### EXERCISE OBJECTIVE
Count the lines below that include "Documentation". Only the number should be given.

### DATA PROVIDED
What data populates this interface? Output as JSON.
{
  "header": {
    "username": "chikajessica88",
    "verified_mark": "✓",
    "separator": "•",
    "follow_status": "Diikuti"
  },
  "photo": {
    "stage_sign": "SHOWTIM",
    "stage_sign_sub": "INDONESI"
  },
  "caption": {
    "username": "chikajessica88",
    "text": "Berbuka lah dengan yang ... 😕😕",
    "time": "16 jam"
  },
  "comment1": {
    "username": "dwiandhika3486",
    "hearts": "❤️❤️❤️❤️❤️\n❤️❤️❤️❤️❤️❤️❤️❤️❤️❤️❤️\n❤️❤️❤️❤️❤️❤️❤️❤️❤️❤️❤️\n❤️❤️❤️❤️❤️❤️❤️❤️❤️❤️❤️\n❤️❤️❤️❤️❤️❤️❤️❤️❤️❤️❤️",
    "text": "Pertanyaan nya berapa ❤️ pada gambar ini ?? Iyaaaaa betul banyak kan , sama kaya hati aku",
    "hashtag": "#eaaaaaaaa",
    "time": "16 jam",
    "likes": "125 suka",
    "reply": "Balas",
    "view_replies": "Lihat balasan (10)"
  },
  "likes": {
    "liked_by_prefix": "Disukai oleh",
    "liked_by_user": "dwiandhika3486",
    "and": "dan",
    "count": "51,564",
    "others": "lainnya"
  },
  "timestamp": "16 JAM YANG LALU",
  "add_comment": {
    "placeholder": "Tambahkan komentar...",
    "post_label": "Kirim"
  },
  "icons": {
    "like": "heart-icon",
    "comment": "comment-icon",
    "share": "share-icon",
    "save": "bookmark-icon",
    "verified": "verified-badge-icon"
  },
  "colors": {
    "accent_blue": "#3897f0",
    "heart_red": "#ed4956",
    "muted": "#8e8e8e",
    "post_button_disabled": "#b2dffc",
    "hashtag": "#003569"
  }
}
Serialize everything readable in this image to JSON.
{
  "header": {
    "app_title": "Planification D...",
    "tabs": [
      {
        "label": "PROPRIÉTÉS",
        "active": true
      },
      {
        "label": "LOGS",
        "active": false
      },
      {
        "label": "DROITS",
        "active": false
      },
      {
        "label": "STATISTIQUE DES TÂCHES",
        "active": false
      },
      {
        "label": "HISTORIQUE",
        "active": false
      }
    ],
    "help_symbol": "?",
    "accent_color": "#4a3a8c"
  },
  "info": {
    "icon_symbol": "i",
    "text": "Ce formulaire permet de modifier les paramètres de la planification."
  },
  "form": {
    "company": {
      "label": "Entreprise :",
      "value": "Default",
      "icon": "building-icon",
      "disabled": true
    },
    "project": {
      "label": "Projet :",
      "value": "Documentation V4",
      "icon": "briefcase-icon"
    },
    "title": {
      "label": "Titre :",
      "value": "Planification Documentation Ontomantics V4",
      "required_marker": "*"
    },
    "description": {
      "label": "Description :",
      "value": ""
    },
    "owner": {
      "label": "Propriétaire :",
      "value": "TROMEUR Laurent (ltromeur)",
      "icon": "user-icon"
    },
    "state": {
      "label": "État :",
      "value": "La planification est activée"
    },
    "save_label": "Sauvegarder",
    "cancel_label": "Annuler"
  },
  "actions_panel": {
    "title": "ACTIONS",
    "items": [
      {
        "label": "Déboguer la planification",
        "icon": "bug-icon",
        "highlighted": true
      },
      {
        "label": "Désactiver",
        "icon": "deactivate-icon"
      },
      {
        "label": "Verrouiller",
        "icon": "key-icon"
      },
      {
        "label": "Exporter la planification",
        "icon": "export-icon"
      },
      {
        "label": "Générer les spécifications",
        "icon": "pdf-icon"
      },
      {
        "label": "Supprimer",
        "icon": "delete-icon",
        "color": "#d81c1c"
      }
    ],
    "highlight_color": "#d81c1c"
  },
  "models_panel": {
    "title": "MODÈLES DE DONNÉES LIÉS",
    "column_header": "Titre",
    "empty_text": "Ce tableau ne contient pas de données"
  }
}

### RESPONSE
2